That's where the word "expertise" comes into play. People, businesses, educational institutions are always looking for subject matter experts, or SMEs to bring value to their plans and strategies. But what do we mean by value?
Value is defined as the importance, worth, or usefulness of something; the monetary worth.
Monetary worth....what is your native expertise worth to you monetarily? It's probably not something you think about too often. Perhaps you should.
Subject Matter Experts are typically paid a premium for their skills and native expertise. Why, you ask? Think of it this way...a company of 300 employees may have 100 people who know how to code. They probably do it well and are valuable to the company. Out of those 100 employees, there is likely only a very small handful who are SMEs, or native experts as I reference them...that is, folks that know coding inside and out, have better experience than the others, have seen their fair share of challenges and obstacles and have overcome those, and who are just natural experts at coding. Those folks are going to be paid more than the rest of the 100. And they should. Because it's those folks that, when something goes haywire, will have the expertise and experience to know how to overcome and get back on track. They have a natural inclination to just know their field inside and out...the good, the bad, and the ugly.
When you go to an interview, you'll probably be asked something along the lines of what your strengths are, what you're good at, and what you are confident with - all valid questions during a job interview. But you may not know that in those questions, and based on your answers, they are determining your value. Not a value that they are willing to openly discuss with you. Because it's nearly every companies job to make sure they are getting the best value - in other words, they they are getting the best quality for the lowest price possible. Think about that for a second....the lowest possible price. And if you don't protect your native expertise and your value, no one else is going to do it for you.

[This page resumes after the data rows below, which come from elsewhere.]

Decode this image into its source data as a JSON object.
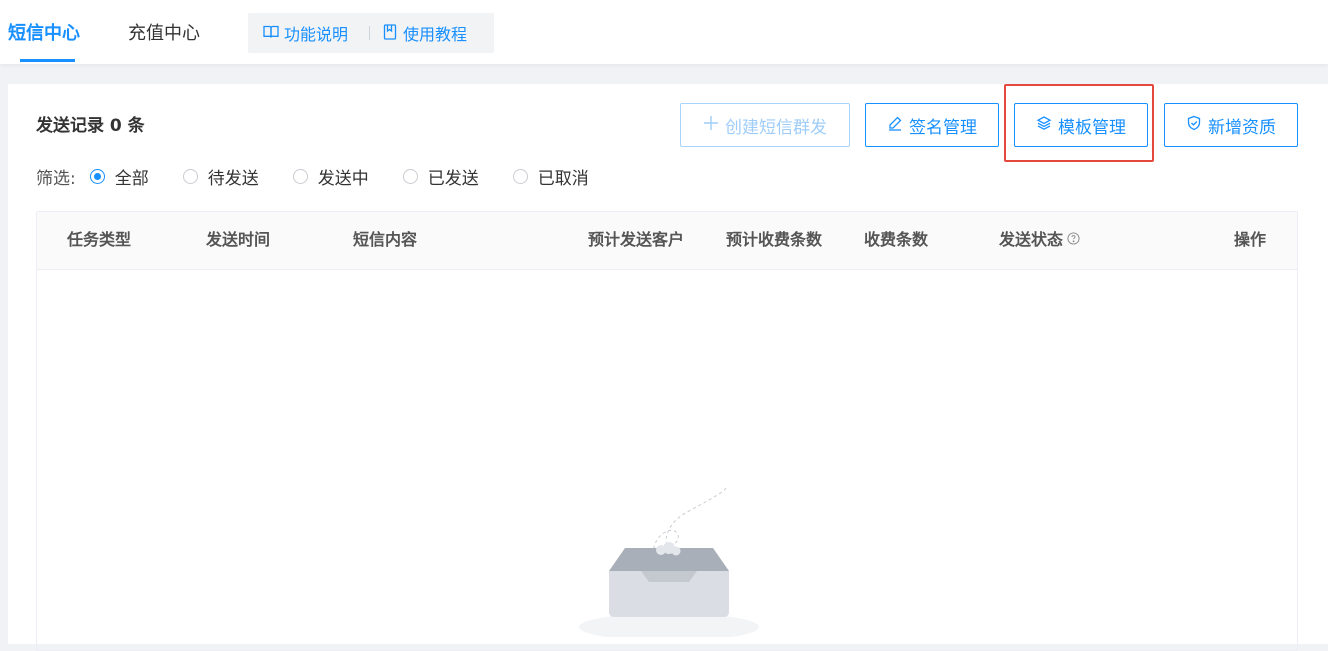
{
  "tabs": [
    {
      "label": "短信中心",
      "active": true
    },
    {
      "label": "充值中心",
      "active": false
    }
  ],
  "help": {
    "feature_label": "功能说明",
    "feature_icon": "book-open-icon",
    "tutorial_label": "使用教程",
    "tutorial_icon": "guide-doc-icon"
  },
  "record_summary": "发送记录 0 条",
  "buttons": {
    "create_group": "创建短信群发",
    "signature": "签名管理",
    "template": "模板管理",
    "qualification": "新增资质"
  },
  "filter": {
    "label": "筛选:",
    "options": [
      "全部",
      "待发送",
      "发送中",
      "已发送",
      "已取消"
    ],
    "selected": "全部"
  },
  "table": {
    "columns": [
      "任务类型",
      "发送时间",
      "短信内容",
      "预计发送客户",
      "预计收费条数",
      "收费条数",
      "发送状态",
      "操作"
    ],
    "rows": []
  },
  "colors": {
    "primary": "#1890ff",
    "highlight_border": "#e5483d"
  }
}
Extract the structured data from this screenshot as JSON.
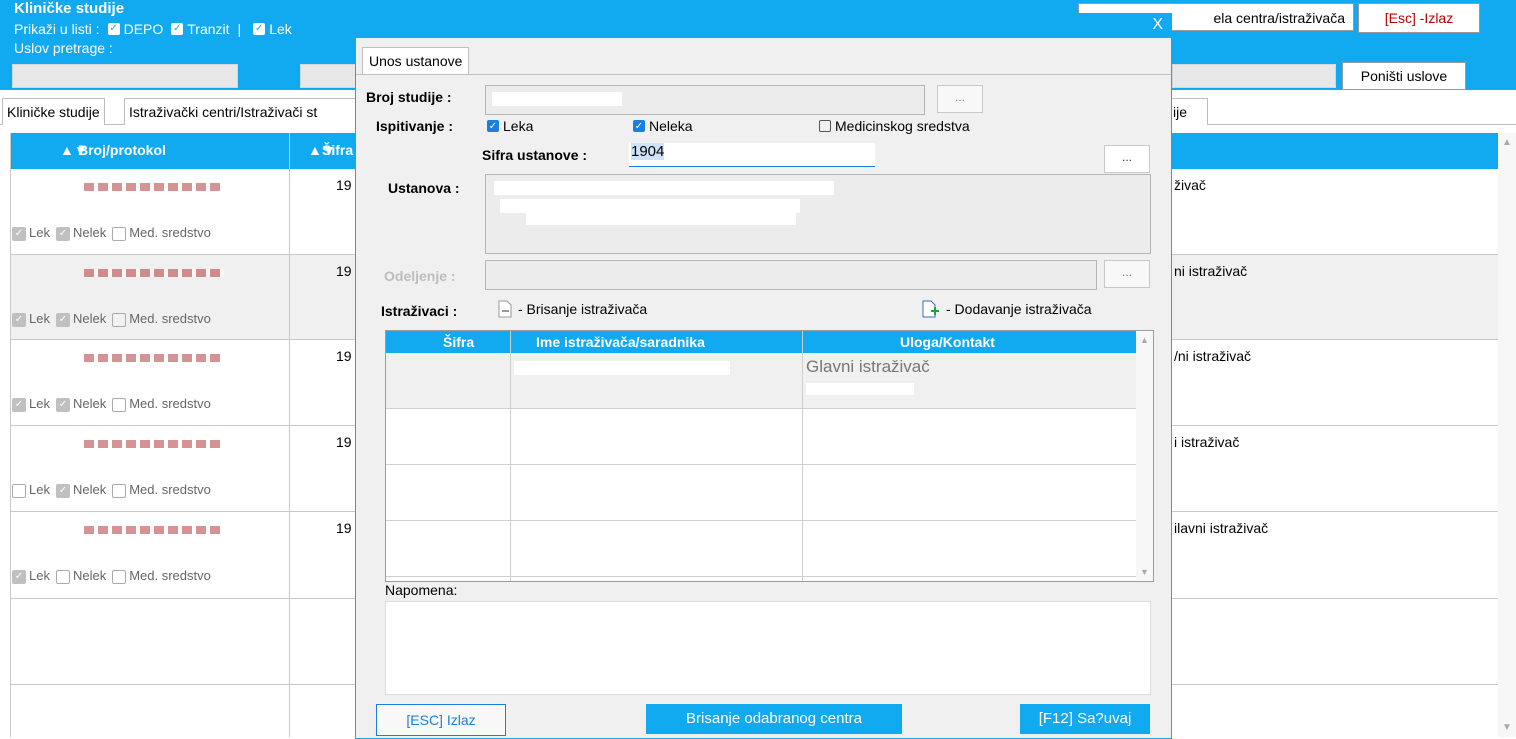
{
  "app": {
    "title": "Kliničke studije",
    "filter_label": "Prikaži u listi :",
    "filters": [
      "DEPO",
      "Tranzit",
      "Lek"
    ],
    "filter_separator": "|",
    "search_condition_label": "Uslov pretrage :"
  },
  "top_buttons": {
    "centers": "ela centra/istraživača",
    "exit": "[Esc] -Izlaz",
    "reset": "Poništi uslove"
  },
  "tabs": [
    "Kliničke studije",
    "Istraživački centri/Istraživači st",
    "ije"
  ],
  "grid": {
    "columns": [
      "Broj/protokol",
      "Šifra"
    ],
    "rows": [
      {
        "sifra": "19",
        "role": "živač",
        "lek": true,
        "nelek": true,
        "med": false
      },
      {
        "sifra": "19",
        "role": "ni istraživač",
        "lek": true,
        "nelek": true,
        "med": false
      },
      {
        "sifra": "19",
        "role": "/ni istraživač",
        "lek": true,
        "nelek": true,
        "med": false
      },
      {
        "sifra": "19",
        "role": "i istraživač",
        "lek": false,
        "nelek": true,
        "med": false
      },
      {
        "sifra": "19",
        "role": "ilavni istraživač",
        "lek": true,
        "nelek": false,
        "med": false
      }
    ],
    "checkbox_labels": {
      "lek": "Lek",
      "nelek": "Nelek",
      "med": "Med. sredstvo"
    }
  },
  "modal": {
    "close": "X",
    "tab": "Unos ustanove",
    "broj_studije_label": "Broj studije :",
    "ispitivanje_label": "Ispitivanje :",
    "ispitivanje_options": [
      {
        "label": "Leka",
        "checked": true
      },
      {
        "label": "Neleka",
        "checked": true
      },
      {
        "label": "Medicinskog sredstva",
        "checked": false
      }
    ],
    "sifra_label": "Sifra  ustanove :",
    "sifra_value": "1904",
    "ustanova_label": "Ustanova :",
    "odeljenje_label": "Odeljenje :",
    "ellipsis": "...",
    "istrazivaci_label": "Istraživaci :",
    "brisanje_istrazivaca": "- Brisanje istraživača",
    "dodavanje_istrazivaca": "- Dodavanje istraživača",
    "inv_columns": [
      "Šifra",
      "Ime istraživača/saradnika",
      "Uloga/Kontakt"
    ],
    "inv_row_role": "Glavni istraživač",
    "napomena_label": "Napomena:",
    "btn_esc": "[ESC] Izlaz",
    "btn_delete_center": "Brisanje odabranog centra",
    "btn_save": "[F12] Sa?uvaj"
  },
  "colors": {
    "accent": "#11aaf0",
    "checkbox": "#1a7fe0"
  }
}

Now, let's be honest. You can't charge into a job proposition and demand some crazy high dollar amount for your employment or services, especially if you don't have valid, provable experience. But you CAN say, "Look, I know I don't have the 10 years of experience you'd like me to have, but I do have documented experience and valuable wins that directly translate to the type of experience you're looking for..."
Because hiring managers, HR teams, and executives know deep down that quality trumps quantity. They'd rather have an expert with the right kind of experience for 7 years rather than an expert with ho-hum experience for 10 years.
Your native expertise is a commodity. It's a commodity that you should be able to acknowledge, pitch, prove, and place a value on. You should be taking inventory or your native expertise on a regular basis, and analyzing the market around you, or in some cases the market where you want to end up, and determining how your own internal value stacks up. This is one small facet of roadmapping your goals. But it's certainly one of the most important ones.
What is your native expertise, and how can I help you capitalize on it?